## EXERCISE GOAL
Where does the word "instructions" appear in the entries below? Copy each line that holds it.

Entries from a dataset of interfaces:

* * * * * * *

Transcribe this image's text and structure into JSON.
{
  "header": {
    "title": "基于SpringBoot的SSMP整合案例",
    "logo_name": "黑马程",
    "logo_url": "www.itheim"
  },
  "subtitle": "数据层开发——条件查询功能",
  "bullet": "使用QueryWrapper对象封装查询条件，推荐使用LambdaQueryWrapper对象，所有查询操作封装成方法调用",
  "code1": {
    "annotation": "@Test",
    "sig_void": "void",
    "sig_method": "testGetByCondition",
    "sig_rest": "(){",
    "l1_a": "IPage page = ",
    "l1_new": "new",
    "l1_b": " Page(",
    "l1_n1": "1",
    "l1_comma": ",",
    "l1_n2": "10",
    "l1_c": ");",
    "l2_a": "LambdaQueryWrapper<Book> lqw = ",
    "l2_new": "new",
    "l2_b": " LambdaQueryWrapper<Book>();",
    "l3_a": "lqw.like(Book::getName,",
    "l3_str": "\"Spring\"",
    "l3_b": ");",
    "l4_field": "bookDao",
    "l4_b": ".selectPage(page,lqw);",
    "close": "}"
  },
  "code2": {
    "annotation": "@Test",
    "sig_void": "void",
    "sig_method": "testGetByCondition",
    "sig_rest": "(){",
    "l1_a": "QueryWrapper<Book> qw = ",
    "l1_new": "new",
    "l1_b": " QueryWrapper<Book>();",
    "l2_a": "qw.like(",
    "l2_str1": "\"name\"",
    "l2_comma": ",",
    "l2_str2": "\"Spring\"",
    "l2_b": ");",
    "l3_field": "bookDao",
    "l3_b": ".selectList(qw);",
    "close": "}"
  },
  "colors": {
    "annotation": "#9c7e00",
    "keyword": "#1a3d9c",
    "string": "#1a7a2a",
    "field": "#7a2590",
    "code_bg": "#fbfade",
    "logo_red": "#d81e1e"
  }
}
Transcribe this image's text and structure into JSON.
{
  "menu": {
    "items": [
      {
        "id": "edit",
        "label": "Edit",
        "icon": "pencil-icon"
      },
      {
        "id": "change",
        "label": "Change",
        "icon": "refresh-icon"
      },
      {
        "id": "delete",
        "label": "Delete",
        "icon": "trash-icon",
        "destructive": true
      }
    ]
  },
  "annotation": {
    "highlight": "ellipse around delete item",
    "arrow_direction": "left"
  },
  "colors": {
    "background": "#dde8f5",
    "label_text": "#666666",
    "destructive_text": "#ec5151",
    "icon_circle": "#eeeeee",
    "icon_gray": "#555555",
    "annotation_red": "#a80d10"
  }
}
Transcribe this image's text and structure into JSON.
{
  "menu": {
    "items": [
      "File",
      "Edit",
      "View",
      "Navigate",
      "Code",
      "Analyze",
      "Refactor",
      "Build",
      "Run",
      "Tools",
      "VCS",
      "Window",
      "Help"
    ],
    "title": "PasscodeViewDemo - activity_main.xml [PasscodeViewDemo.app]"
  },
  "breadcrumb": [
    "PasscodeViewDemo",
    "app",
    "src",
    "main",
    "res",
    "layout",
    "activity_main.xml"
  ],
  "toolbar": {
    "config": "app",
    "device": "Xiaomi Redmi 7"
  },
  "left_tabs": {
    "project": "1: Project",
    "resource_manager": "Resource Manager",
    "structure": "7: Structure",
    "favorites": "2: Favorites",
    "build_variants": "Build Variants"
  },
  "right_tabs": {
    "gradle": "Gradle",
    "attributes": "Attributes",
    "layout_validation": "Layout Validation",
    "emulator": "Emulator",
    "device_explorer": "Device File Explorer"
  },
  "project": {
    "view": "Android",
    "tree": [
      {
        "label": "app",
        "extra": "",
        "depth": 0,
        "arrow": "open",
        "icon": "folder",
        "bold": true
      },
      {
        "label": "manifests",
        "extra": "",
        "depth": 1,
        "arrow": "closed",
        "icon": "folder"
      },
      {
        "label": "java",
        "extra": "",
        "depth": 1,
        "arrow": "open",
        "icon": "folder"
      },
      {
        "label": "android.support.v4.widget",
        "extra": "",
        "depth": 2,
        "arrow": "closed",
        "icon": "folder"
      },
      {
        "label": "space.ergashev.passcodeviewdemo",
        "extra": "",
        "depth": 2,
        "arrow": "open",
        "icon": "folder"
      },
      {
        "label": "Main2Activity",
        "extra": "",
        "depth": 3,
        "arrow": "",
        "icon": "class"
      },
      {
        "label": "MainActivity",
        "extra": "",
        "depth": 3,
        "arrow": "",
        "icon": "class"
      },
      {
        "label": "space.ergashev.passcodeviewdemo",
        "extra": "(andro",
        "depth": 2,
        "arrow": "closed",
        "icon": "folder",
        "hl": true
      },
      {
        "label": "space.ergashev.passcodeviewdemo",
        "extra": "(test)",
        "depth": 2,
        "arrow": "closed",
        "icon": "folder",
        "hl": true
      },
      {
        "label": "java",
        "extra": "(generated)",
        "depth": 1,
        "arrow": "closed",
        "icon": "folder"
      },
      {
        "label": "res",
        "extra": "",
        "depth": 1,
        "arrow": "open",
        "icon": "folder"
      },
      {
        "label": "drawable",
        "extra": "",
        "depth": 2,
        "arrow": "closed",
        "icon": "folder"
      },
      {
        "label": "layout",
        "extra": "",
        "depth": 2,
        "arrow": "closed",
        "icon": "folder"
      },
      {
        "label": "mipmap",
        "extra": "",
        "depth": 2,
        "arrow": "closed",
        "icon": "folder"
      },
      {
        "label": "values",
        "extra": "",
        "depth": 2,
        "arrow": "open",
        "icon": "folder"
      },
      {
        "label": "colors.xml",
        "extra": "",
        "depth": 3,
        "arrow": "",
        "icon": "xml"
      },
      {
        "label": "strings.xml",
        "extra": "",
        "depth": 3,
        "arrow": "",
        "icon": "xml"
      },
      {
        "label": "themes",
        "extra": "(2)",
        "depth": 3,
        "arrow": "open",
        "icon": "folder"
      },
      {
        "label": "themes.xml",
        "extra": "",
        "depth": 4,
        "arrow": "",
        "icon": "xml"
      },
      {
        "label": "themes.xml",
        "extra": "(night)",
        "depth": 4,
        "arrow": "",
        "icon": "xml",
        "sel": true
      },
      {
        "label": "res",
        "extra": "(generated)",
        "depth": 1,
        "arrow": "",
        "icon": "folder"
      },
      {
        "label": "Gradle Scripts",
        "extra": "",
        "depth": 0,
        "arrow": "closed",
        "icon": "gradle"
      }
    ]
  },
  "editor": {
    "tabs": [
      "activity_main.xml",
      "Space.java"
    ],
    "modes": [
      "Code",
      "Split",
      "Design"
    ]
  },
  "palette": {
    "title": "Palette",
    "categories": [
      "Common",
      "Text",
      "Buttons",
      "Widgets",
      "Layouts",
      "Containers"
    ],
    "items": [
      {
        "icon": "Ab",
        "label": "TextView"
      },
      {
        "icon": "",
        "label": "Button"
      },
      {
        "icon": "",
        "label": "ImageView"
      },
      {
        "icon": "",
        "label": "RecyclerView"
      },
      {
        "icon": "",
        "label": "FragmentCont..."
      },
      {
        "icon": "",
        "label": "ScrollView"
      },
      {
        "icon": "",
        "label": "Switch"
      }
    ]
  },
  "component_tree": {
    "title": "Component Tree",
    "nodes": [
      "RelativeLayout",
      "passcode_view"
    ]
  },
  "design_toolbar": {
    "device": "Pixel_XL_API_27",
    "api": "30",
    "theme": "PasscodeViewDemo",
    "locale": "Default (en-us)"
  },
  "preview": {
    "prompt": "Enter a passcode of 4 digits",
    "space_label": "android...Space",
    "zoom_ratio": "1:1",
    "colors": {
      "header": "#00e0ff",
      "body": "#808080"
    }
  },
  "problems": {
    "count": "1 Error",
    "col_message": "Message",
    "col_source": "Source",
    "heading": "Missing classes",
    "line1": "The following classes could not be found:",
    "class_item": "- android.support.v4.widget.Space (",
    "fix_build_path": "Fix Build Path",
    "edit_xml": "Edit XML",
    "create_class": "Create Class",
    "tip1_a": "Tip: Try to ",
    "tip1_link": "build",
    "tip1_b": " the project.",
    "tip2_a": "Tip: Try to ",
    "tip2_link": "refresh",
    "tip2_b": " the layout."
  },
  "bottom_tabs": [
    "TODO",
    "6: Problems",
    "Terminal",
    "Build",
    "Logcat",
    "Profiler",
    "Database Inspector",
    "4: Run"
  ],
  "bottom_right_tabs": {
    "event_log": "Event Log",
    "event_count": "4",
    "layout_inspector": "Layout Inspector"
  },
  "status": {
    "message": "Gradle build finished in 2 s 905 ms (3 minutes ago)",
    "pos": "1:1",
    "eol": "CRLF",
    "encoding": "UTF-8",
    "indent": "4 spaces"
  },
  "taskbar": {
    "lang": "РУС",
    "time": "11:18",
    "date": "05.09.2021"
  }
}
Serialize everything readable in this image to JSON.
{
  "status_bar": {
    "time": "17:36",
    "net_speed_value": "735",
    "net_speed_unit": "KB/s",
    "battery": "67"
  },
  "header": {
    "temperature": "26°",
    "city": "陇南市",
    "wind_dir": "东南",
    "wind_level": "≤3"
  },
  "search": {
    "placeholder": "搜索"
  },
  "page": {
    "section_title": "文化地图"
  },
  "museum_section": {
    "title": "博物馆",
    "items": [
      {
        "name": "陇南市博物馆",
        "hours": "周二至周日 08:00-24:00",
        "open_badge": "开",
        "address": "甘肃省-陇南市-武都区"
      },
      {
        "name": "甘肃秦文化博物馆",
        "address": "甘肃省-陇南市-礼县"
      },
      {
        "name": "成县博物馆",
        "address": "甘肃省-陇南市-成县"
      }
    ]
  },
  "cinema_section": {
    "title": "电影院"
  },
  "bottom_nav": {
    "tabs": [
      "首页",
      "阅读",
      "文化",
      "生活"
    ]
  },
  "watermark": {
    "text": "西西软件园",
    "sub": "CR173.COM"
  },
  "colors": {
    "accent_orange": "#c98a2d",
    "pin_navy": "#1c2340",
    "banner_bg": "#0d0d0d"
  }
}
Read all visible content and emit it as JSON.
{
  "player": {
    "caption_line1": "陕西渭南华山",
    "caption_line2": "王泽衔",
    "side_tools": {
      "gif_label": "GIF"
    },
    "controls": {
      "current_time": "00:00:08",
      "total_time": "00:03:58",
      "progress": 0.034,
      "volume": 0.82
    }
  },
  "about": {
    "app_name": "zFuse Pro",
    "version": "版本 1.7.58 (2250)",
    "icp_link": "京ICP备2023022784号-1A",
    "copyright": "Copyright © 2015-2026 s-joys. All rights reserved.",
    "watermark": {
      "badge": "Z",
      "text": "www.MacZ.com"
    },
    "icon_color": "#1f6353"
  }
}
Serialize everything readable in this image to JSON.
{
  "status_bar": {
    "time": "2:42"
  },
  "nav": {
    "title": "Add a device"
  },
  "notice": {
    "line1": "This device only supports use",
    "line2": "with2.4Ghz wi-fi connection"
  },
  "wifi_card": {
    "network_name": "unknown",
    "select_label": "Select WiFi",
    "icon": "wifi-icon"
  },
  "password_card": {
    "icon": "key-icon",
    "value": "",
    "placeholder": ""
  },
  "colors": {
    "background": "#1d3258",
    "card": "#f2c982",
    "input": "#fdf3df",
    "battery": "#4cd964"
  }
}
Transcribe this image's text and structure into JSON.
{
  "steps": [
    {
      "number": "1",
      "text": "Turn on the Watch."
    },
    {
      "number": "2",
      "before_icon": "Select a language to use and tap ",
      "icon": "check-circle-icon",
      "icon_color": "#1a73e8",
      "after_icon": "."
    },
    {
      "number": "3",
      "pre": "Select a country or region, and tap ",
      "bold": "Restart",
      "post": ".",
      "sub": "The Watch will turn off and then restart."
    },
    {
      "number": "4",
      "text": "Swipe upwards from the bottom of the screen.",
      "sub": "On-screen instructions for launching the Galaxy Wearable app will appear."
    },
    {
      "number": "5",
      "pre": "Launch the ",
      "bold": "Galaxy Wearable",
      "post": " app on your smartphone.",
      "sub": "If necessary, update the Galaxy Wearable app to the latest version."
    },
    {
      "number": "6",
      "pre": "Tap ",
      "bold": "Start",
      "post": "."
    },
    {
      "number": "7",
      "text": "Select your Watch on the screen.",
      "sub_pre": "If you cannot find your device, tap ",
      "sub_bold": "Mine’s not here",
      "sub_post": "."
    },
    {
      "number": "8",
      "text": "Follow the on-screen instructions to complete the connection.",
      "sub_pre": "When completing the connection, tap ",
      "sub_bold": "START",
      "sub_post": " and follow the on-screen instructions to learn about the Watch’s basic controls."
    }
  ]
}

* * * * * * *

## WRITTEN SOLUTION
      "sub": "On-screen instructions for launching the Galaxy Wearable app will appear."
      "text": "Follow the on-screen instructions to complete the connection.",
      "sub_post": " and follow the on-screen instructions to learn about the Watch’s basic controls."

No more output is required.